Element data from apps and pages
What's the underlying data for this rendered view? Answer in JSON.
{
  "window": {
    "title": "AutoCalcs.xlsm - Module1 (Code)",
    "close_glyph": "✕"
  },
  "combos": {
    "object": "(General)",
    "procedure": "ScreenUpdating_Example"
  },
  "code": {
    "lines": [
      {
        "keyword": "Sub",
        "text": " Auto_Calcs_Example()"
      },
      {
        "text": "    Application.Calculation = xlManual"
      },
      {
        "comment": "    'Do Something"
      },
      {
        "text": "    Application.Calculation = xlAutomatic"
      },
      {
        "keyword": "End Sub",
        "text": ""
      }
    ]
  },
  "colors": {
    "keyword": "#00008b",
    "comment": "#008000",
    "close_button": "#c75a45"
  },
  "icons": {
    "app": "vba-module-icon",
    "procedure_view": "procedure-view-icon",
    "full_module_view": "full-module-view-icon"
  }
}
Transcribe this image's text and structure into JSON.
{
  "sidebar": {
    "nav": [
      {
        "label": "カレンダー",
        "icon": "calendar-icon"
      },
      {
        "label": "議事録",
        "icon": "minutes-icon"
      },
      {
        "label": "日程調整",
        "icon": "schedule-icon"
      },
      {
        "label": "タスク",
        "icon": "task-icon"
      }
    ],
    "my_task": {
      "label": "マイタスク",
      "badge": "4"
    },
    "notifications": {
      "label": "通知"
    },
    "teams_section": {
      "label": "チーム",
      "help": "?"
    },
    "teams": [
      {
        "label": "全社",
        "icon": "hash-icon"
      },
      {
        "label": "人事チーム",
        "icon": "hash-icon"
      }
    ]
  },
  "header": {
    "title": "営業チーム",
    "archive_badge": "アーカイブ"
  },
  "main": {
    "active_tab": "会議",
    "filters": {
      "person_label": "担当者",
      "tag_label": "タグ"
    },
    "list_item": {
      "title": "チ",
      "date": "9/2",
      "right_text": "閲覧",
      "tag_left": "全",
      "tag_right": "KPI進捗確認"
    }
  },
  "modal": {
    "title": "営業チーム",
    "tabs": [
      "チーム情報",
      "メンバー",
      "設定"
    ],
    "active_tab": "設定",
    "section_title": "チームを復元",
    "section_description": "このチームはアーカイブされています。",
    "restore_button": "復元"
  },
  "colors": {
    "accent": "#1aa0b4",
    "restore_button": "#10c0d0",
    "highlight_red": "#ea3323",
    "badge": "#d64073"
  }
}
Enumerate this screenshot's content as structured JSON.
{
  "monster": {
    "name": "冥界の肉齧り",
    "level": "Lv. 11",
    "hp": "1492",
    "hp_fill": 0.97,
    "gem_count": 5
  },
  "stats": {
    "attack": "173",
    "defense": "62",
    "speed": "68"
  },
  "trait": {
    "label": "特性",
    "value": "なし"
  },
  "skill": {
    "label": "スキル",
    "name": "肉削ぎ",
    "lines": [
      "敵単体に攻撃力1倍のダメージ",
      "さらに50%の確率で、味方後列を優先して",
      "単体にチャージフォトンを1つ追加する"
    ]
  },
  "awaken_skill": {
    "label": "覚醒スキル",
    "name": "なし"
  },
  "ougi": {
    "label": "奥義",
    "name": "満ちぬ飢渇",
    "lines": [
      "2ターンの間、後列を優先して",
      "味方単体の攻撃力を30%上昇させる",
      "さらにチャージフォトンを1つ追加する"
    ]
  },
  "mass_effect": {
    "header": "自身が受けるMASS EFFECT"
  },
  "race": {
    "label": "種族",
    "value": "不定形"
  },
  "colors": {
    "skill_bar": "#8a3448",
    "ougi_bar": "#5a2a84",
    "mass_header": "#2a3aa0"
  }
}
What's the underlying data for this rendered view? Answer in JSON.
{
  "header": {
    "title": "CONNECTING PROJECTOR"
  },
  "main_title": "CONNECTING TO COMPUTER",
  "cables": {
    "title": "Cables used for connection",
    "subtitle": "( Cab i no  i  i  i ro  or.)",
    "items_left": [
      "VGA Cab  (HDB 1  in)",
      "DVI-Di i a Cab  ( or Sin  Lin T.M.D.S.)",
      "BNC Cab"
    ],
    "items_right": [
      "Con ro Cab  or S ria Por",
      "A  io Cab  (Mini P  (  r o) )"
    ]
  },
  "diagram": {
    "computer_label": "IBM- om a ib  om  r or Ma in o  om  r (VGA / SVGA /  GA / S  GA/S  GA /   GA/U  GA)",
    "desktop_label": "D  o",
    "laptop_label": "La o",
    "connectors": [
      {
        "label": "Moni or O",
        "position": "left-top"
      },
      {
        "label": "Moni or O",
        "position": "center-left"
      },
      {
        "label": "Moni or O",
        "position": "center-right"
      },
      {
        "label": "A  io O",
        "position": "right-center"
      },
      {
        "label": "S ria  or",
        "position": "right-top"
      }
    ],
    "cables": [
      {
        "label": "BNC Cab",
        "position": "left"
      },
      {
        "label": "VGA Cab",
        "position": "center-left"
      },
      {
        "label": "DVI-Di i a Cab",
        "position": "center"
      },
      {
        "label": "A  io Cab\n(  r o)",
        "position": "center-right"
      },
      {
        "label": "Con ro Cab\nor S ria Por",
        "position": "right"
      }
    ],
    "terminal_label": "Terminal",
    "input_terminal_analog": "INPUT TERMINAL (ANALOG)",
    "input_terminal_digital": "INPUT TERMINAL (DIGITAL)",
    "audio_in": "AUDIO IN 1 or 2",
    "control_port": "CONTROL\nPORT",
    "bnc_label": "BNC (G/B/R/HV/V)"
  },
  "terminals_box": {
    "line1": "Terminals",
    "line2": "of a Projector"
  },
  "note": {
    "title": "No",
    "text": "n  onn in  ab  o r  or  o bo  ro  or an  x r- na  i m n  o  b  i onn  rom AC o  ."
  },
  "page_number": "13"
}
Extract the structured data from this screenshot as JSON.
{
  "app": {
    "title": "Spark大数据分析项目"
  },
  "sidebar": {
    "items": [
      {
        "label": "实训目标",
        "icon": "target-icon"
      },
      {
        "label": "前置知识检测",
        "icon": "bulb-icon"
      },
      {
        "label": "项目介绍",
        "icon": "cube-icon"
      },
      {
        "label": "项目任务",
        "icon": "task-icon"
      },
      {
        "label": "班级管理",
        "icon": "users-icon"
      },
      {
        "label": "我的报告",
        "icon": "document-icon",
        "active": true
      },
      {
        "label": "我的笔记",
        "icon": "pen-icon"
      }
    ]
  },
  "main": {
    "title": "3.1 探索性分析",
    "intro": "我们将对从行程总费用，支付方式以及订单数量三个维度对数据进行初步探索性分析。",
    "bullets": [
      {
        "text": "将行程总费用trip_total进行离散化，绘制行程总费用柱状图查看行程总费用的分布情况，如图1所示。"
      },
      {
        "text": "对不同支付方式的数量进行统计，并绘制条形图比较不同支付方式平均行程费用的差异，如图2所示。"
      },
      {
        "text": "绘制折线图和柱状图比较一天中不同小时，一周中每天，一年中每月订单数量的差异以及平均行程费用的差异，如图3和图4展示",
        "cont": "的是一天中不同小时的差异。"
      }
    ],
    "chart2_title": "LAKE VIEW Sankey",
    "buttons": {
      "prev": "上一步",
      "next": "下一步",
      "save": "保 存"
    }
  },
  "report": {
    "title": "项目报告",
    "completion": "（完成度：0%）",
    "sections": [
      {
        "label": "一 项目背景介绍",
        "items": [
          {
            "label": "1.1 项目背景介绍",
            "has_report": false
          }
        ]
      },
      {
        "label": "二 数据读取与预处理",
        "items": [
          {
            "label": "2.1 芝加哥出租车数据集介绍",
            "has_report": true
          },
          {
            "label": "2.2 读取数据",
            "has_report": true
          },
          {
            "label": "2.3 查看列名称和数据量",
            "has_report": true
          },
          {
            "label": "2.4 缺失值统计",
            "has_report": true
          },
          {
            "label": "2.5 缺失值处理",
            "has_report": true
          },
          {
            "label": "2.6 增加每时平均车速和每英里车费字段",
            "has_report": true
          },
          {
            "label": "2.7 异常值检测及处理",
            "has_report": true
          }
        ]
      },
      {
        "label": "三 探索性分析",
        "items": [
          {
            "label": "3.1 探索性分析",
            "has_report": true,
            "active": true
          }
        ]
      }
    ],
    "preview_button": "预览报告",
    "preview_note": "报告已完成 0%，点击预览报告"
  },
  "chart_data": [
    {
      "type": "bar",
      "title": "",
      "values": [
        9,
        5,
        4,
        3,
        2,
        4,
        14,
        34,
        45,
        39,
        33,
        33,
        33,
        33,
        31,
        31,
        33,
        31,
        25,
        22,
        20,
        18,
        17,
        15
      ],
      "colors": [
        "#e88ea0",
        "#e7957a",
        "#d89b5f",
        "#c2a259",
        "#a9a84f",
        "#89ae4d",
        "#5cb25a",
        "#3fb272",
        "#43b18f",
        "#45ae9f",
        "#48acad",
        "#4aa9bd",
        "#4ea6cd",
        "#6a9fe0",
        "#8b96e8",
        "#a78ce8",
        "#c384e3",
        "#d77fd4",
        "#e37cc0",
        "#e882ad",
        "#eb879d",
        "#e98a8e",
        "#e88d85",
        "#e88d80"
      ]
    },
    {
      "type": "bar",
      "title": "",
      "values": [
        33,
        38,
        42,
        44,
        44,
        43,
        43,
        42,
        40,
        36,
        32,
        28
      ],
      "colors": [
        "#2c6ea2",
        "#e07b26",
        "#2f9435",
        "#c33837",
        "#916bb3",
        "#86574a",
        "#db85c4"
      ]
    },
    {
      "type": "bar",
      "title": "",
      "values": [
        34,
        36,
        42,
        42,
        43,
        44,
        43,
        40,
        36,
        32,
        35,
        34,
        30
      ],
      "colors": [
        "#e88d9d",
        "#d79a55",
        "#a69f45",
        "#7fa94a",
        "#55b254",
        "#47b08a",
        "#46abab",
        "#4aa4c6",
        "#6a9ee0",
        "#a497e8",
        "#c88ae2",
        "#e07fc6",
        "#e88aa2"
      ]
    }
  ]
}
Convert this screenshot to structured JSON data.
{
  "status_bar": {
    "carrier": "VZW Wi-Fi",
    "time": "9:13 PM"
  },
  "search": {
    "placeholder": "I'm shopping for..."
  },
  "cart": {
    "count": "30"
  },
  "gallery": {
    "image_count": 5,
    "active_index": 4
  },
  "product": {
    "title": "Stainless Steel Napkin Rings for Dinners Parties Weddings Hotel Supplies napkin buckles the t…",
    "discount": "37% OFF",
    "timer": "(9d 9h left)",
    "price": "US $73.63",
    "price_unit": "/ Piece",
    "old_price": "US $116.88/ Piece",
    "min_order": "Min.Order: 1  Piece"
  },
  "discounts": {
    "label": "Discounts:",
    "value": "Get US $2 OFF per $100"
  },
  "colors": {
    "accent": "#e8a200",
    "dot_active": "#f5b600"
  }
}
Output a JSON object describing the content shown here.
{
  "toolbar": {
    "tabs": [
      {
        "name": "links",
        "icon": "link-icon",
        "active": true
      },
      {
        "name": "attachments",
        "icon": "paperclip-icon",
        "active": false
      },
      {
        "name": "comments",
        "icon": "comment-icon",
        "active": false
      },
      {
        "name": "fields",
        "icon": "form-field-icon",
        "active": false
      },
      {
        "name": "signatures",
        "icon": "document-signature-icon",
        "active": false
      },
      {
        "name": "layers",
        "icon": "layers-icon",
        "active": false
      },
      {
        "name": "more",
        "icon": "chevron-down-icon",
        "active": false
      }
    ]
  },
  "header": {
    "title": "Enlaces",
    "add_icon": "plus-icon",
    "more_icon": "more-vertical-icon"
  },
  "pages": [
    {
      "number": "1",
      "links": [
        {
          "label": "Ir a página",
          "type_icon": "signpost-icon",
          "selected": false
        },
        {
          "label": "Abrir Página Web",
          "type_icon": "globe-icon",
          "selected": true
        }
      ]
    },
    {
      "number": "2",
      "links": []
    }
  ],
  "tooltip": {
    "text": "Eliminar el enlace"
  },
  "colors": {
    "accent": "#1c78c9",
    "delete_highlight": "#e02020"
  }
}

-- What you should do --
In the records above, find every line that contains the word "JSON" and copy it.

-- Response area --
What's the underlying data for this rendered view? Answer in JSON.
Transcribe this image's text and structure into JSON.
Enumerate this screenshot's content as structured JSON.
What's the underlying data for this rendered view? Answer in JSON.
Extract the structured data from this screenshot as JSON.
Convert this screenshot to structured JSON data.
Output a JSON object describing the content shown here.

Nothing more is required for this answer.